• _WHAT IS NEEDED_
Looking through the data, please report how many lines contain the string "JSON", giving nothing but the number.

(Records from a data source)
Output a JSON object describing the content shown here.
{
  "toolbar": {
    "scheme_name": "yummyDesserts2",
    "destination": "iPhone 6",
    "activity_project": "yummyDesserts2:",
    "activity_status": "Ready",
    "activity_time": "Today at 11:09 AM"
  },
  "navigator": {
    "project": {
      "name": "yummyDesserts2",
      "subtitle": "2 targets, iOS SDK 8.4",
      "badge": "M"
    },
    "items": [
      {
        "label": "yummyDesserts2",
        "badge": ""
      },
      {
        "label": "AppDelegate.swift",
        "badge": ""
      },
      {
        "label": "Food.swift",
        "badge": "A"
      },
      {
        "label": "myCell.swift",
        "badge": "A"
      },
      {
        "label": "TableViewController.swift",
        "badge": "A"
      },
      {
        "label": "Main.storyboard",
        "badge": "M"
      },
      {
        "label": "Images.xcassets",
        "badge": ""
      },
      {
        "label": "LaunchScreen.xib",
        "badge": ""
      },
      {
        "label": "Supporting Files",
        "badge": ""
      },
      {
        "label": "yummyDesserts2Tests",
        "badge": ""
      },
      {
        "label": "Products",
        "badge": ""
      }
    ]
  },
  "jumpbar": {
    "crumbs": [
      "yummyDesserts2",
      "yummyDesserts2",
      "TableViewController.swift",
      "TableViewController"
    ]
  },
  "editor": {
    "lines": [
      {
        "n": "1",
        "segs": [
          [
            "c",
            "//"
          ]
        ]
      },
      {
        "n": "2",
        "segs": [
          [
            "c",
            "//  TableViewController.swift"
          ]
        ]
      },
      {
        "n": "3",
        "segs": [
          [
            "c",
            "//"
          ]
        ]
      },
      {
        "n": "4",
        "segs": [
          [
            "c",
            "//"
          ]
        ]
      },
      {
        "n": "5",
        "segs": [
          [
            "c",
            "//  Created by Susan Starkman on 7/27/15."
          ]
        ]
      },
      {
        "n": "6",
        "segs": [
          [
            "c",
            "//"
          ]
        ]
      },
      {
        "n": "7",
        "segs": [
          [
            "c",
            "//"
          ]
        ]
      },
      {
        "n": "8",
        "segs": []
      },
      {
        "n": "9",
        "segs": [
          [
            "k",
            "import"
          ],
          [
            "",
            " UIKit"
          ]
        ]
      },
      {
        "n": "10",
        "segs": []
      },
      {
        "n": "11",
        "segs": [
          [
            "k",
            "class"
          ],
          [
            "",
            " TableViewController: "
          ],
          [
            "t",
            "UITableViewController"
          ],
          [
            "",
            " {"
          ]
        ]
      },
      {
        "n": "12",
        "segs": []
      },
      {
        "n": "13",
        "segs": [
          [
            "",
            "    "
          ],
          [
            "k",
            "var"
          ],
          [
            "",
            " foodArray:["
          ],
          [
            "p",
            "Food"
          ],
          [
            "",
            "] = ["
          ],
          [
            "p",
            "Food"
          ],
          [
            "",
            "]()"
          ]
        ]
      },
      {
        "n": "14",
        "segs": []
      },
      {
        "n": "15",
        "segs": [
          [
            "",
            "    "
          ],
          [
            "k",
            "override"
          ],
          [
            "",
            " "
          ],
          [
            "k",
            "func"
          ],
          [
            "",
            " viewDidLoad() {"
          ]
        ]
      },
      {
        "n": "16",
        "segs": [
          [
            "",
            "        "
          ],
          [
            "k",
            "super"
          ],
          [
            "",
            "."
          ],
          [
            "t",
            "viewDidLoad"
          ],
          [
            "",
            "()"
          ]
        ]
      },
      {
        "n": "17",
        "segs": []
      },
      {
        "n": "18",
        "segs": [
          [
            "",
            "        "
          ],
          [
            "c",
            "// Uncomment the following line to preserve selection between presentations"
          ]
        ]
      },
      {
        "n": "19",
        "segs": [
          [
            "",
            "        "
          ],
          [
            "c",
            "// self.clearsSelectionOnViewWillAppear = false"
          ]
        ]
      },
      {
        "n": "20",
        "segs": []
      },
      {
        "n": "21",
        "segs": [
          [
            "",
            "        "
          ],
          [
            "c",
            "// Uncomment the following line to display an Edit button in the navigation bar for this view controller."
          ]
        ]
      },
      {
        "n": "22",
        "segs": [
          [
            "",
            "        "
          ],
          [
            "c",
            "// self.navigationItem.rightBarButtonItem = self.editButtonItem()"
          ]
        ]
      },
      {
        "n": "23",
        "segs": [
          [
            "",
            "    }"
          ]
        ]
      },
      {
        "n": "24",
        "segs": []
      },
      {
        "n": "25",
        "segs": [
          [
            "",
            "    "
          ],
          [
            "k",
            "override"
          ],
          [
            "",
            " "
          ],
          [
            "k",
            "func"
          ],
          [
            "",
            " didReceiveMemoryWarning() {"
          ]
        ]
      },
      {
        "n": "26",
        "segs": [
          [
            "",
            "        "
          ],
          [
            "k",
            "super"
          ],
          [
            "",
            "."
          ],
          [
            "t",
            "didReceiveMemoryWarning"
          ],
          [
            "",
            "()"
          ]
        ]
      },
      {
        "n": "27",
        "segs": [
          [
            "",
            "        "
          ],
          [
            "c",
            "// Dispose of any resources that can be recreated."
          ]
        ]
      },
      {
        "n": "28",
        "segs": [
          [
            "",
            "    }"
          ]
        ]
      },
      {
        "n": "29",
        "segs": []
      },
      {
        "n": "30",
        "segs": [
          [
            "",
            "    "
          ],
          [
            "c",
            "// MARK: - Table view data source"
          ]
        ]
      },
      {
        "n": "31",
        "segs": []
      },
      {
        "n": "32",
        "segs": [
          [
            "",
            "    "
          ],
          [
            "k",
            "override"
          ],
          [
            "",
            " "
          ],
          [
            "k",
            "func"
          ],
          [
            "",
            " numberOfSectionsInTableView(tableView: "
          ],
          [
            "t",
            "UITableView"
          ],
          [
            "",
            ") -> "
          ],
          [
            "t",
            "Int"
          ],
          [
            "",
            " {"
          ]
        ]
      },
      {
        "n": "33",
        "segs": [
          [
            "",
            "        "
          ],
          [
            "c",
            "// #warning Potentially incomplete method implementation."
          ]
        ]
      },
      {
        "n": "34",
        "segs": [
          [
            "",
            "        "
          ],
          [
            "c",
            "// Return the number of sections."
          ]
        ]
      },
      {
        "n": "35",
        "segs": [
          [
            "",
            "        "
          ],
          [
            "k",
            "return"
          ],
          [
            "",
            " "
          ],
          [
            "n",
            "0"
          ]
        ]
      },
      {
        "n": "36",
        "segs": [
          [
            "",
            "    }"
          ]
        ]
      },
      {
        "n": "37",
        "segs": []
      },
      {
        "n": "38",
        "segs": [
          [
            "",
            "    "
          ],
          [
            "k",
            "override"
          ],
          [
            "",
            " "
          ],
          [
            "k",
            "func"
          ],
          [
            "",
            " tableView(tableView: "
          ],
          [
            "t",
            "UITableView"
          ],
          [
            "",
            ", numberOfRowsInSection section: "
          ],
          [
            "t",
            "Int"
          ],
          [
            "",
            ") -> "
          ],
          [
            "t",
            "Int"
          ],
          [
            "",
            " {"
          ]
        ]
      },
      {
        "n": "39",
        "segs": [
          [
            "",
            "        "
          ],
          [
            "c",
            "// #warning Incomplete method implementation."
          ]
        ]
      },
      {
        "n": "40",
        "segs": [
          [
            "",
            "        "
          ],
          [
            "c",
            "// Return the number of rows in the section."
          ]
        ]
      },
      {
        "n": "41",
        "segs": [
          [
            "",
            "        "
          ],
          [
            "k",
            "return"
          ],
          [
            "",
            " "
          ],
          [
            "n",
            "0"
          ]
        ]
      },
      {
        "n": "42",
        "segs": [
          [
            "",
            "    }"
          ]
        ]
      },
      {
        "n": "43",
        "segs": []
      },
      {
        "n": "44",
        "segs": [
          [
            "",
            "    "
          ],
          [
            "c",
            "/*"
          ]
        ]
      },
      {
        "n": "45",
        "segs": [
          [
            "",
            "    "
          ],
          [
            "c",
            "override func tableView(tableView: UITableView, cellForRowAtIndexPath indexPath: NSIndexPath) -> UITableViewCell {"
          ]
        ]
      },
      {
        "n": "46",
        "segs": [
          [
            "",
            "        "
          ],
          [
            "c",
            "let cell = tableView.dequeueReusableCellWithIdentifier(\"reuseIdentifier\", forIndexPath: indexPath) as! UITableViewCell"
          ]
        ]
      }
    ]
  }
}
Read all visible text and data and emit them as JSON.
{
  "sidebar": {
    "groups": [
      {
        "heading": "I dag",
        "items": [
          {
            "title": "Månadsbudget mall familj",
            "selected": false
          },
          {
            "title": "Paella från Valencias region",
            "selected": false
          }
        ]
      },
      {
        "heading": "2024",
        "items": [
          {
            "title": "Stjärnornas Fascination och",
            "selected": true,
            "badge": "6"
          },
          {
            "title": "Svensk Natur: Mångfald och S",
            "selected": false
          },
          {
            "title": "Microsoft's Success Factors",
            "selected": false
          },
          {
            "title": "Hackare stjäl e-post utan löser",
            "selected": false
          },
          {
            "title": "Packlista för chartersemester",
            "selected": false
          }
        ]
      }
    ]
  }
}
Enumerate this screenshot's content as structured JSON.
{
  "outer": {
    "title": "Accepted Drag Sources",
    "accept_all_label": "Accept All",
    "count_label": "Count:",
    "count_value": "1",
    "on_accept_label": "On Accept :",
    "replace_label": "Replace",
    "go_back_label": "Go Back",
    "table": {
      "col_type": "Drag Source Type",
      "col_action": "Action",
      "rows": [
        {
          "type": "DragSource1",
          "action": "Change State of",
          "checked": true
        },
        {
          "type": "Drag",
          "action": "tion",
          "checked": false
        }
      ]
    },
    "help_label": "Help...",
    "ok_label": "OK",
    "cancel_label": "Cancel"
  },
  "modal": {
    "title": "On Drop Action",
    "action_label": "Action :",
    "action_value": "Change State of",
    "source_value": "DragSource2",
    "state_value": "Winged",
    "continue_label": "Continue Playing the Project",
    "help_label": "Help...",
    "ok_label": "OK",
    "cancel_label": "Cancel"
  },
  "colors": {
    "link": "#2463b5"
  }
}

• _RESPONSE TO THE EXERCISE_
3